- WASHINGTON (Reuters) - The
U.S. government said on Tuesday it was moving immediately to tighten oversight
of the $27 billion cattle industry and boost consumer confidence after
the first case of mad cow disease in the United States.
- The moves -- some now endorsed by a once-reluctant industry
that is still reeling from the sudden loss of a $3 billion a year beef
export market -- came after a fourth straight day of sharply lower cattle
prices in U.S. markets.
- The USDA is investigating the cause of the first U.S.
case of mad cow disease, also known as bovine spongiform encephalopathy
(BSE). The USDA announced on Dec. 23 that the disease was found in a Holstein
dairy cow in Washington state.
- Agriculture Secretary Ann Veneman told a press conference
that the U.S. government is immediately banning downer cattle -- animals
unable to walk on their own at the slaughter plant -- from being used as
food for humans.
- "The actions we are taking today are steps to enact
additional safeguards to protect the public health," she said.
- As a precaution, Veneman said, processors would be barred
from using the brains, eyes and small intestine of older cattle in human
food. Another new regulation seeks to keep spinal tissue out of meat products
via "meat recovery systems" that scrape tiny bits of meat off
- The USDA will work to create an identification system
for tracing animals and create an international panel of scientists to
review the department's response to the mad cow case.
- "This is a rational response to a situation that
has now reached a new plane," said Bob Price, president of North America
Risk Management Services, a livestock consultancy in Chicago.
- Analyst Bob Anderson at Commodity Services Inc., a Des
Moines, Iowa, brokerage, said "withholding meat from the food chain
from any suspicious cattle is a step forward."
- "The identification to trace the cattle, I'm all
in favor of that. I don't see anything onerous in what USDA has proposed
and I think it would be in the cattlemen's best interest to fully support
it," he said.
- The National Cattlemen's Beef Association, in a policy
shift after the Dec. 23 announcement, backed a "test and hold"
stance for suspicious cattle like "downer" animals.
- Out of 35 million cattle slaughtered each year in the
United States, an estimated 150,000 to 200,000 are downer cattle.
- Veneman said the USDA moves will not "cost the USDA
significant amounts of money or for that matter the industry significant
amounts of money."
- The USDA is trying to eliminate possible contamination
of meat supplies by neural tissues thought most suspect in carrying the
misshapen proteins that characterize bovine spongiform encephalopathy (BSE),
or mad cow disease.
- BSE is a fatal ailment that destroys the brains of infected
cattle. Humans contract a form of the disease known as variant Creutzfeldt-Jakob
Disease by eating tissue from the brains, spinal cords or central nervous
systems of infected animals.
- At least 137 people died from the human variant after
mad cow disease struck herds in Britain and Europe a decade ago.

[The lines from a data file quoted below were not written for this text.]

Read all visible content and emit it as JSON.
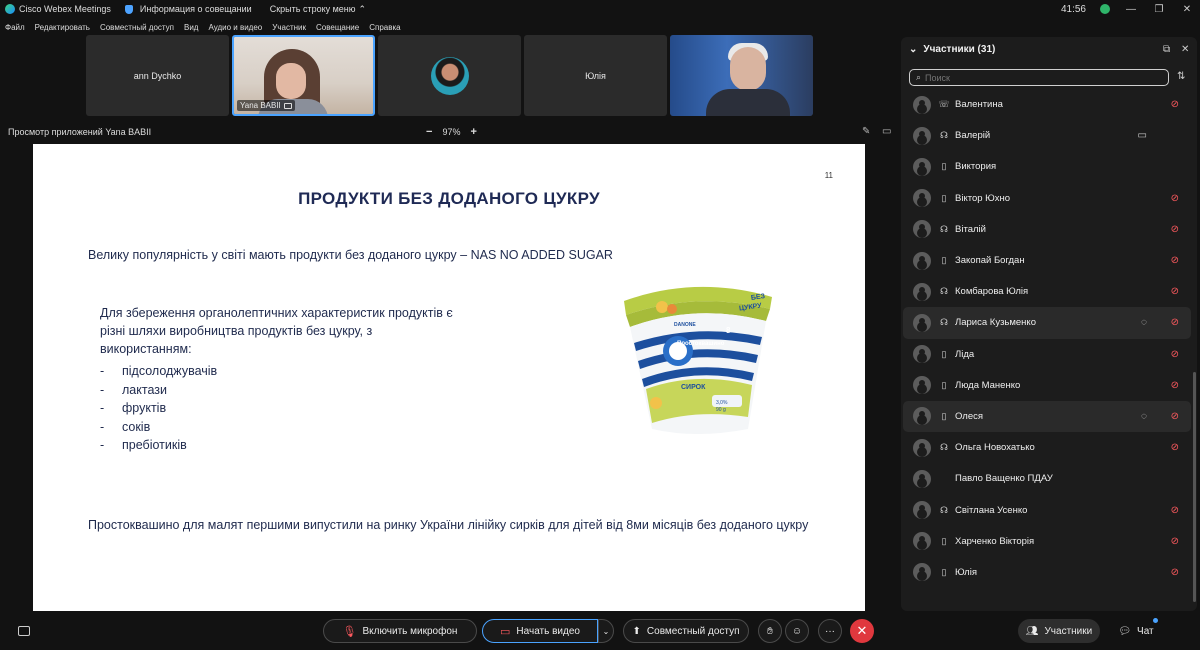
{
  "titlebar": {
    "app_name": "Cisco Webex Meetings",
    "meeting_info": "Информация о совещании",
    "hide_menu": "Скрыть строку меню",
    "time": "41:56"
  },
  "menu": [
    "Файл",
    "Редактировать",
    "Совместный доступ",
    "Вид",
    "Аудио и видео",
    "Участник",
    "Совещание",
    "Справка"
  ],
  "tiles": [
    {
      "name": "ann Dychko"
    },
    {
      "name": "Yana BABII"
    },
    {
      "name": ""
    },
    {
      "name": "Юлія"
    },
    {
      "name": ""
    }
  ],
  "viewer": {
    "title": "Просмотр приложений Yana BABII",
    "zoom_minus": "−",
    "zoom": "97%",
    "zoom_plus": "+"
  },
  "slide": {
    "page_number": "11",
    "title": "ПРОДУКТИ БЕЗ ДОДАНОГО ЦУКРУ",
    "intro": "Велику популярність у світі мають продукти без доданого цукру – NAS NO ADDED SUGAR",
    "paragraph": "Для збереження органолептичних характеристик продуктів є різні шляхи виробництва продуктів без цукру, з використанням:",
    "bullets": [
      "підсолоджувачів",
      "лактази",
      "фруктів",
      "соків",
      "пребіотиків"
    ],
    "footer": "Простоквашино для малят першими випустили на ринку України лінійку сирків для дітей від 8ми місяців без доданого цукру",
    "cup": {
      "brand": "Простоквашино",
      "label_bez": "БЕЗ",
      "label_cukru": "ЦУКРУ",
      "product": "СИРОК",
      "age": "8",
      "maker": "DANONE",
      "fat": "3,0%",
      "weight": "90 g"
    }
  },
  "toolbar": {
    "mic": "Включить микрофон",
    "video": "Начать видео",
    "share": "Совместный доступ",
    "more": "···",
    "participants": "Участники",
    "chat": "Чат"
  },
  "panel": {
    "title": "Участники (31)",
    "search_placeholder": "Поиск",
    "participants": [
      {
        "name": "Валентина",
        "device": "phone-icon",
        "extra": "",
        "muted": true,
        "highlight": false
      },
      {
        "name": "Валерій",
        "device": "headset-icon",
        "extra": "video-icon",
        "muted": false,
        "highlight": false
      },
      {
        "name": "Виктория",
        "device": "mobile-icon",
        "extra": "",
        "muted": false,
        "highlight": false
      },
      {
        "name": "Віктор Юхно",
        "device": "mobile-icon",
        "extra": "",
        "muted": true,
        "highlight": false
      },
      {
        "name": "Віталій",
        "device": "headset-icon",
        "extra": "",
        "muted": true,
        "highlight": false
      },
      {
        "name": "Закопай Богдан",
        "device": "mobile-icon",
        "extra": "",
        "muted": true,
        "highlight": false
      },
      {
        "name": "Комбарова Юлія",
        "device": "headset-icon",
        "extra": "",
        "muted": true,
        "highlight": false
      },
      {
        "name": "Лариса Кузьменко",
        "device": "headset-icon",
        "extra": "chat-icon",
        "muted": true,
        "highlight": true
      },
      {
        "name": "Ліда",
        "device": "mobile-icon",
        "extra": "",
        "muted": true,
        "highlight": false
      },
      {
        "name": "Люда Маненко",
        "device": "mobile-icon",
        "extra": "",
        "muted": true,
        "highlight": false
      },
      {
        "name": "Олеся",
        "device": "mobile-icon",
        "extra": "chat-icon",
        "muted": true,
        "highlight": true
      },
      {
        "name": "Ольга Новохатько",
        "device": "headset-icon",
        "extra": "",
        "muted": true,
        "highlight": false
      },
      {
        "name": "Павло Ващенко ПДАУ",
        "device": "",
        "extra": "",
        "muted": false,
        "highlight": false
      },
      {
        "name": "Світлана Усенко",
        "device": "headset-icon",
        "extra": "",
        "muted": true,
        "highlight": false
      },
      {
        "name": "Харченко Вікторія",
        "device": "mobile-icon",
        "extra": "",
        "muted": true,
        "highlight": false
      },
      {
        "name": "Юлія",
        "device": "mobile-icon",
        "extra": "",
        "muted": true,
        "highlight": false
      }
    ]
  },
  "colors": {
    "accent": "#4aa3ff",
    "mute_red": "#ff5a5f",
    "end_red": "#e0383e",
    "slide_text": "#1f2a4d"
  }
}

- USDA officials believe the infected cow came from Canada.
The animal apparently was born in April 1997, a few months before both
nations banned the use of cattle remains as an ingredient in cattle rations.
- McDonald's Corp., Burger King and other hamburger chains
said on Monday that consumer beef demand appeared unaffected so far by
the mad cow scare.
- But on Tuesday February live cattle futures at the Chicago
Mercantile Exchange still closed down the 5.00-cents per pound daily trading
limit at 76.175 cents.
- Cattle prices are about 14 percent below the levels traded
before the Dec. 23 announcement of the mad cow case.
- With the U.S. presidential election less than a year
away, Democrats this week began calling for revival of a Senate proposal
to ban U.S. downer cattle.
- "We shouldn't have to play Sherlock Holmes to find
out how much meat comes from cows who might have been exposed to mad cow,"
Democrat Sen. Charles Schumer said on Tuesday.
- "But we have no choice because the meat industry
continues to fight giving the USDA the ability to track the U.S. meat supply
and other common sense measures," he said.
- South Korea, Japan, Mexico and two dozen other world
customers stopped buying U.S. beef after the mad cow diagnosis was made
public last week. Those supplies -- about 10 percent of U.S. annual production
-- may swamp the U.S. market and push beef prices lower.
- © Reuters 2003. All Rights Reserved.